Next morning ( yesterday) it was much clearer and we decided to try it again. Our trip across was quite uneventful except that our engine failed once and Jarvis had to bustle around for a little before he found that the mechanical petrol-pump had gone on strike, but it soon picked up when he started using the hand pump.

We headed for Boulogne when we started but evidently did not allow enough for the south wind which was blowing and when we signed the French coast we found ourselves over Calais. Our destination was, of course, much farther inland and it was nearly two hours later when we landed at the aerodrome and handed over our machine.

We went into a town nearby for lunch, and saw ever so many interesting and, to me, unfamiliar sights. We passed a big batch of German prisoners, all looking very much used up, and many of them quite sick. ( I should think they would too after all the Huns on the Western Front have cone through lately) But we had an even closer acquaintance than that with them, for one of them was too badly wounded to walk and we had to take him in to town in our tender, with a couple of guards of course. He didn’t smell very nice, but not so very much worse than his guards nevertheless.

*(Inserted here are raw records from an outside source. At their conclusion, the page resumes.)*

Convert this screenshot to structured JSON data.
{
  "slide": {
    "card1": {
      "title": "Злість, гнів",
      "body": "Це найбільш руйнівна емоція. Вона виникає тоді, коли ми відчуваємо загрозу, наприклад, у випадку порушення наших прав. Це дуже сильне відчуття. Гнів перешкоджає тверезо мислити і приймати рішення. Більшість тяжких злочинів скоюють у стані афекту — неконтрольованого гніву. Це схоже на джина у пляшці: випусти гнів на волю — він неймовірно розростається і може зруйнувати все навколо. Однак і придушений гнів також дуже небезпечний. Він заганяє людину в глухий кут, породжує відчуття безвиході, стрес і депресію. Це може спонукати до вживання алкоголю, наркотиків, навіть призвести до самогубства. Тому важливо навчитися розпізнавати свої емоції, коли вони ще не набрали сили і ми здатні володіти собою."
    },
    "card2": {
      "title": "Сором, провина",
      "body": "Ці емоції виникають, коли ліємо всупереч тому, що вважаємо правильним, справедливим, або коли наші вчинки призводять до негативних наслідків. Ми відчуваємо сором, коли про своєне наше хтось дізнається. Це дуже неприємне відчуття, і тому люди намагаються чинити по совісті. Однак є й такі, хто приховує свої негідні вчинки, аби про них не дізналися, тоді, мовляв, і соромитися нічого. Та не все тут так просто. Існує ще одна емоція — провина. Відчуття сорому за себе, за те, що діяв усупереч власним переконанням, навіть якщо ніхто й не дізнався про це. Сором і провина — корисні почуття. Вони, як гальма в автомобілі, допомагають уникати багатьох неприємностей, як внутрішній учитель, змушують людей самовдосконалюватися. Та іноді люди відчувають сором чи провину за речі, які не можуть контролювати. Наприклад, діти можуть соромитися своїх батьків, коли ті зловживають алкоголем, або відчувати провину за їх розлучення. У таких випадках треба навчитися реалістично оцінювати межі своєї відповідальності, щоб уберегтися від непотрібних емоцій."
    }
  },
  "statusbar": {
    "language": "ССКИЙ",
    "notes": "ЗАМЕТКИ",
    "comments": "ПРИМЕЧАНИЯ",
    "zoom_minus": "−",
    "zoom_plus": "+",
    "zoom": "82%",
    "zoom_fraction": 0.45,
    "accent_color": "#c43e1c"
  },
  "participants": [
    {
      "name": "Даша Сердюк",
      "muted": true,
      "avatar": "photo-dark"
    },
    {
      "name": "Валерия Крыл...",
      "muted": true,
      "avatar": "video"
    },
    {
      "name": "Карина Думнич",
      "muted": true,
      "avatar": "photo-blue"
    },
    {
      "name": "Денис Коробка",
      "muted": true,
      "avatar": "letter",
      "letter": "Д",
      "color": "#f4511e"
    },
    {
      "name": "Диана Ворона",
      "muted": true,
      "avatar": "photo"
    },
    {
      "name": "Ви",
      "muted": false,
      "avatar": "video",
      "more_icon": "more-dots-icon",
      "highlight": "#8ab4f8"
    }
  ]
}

There was no machine for me to come back in so I had to come back by train to Boulogne and across to Folkestone by boat. Unfortunately there were no boats until this morning and I had to stay over-night in a little French hotel- with a very grand name- in Boulogne. I rather enjoyed the novelty of it, trying to make people understand what I meant, for all my French would scarcely fill an egg-cup. This morning I came across with a lot of officers on leave and we were all decked out in life belts and escorted by a torpedo boat destroyer all the way across- just so that we wouldn’t forget that there was a real war on.

I have had three days leave, and am feeling as fit as a fiddle and ready for any amount of work to-morrow.

Must close for now, Dear Pater. Will write again this week. With heaps of love to everybody.

As always,

Original Scans

Original Scans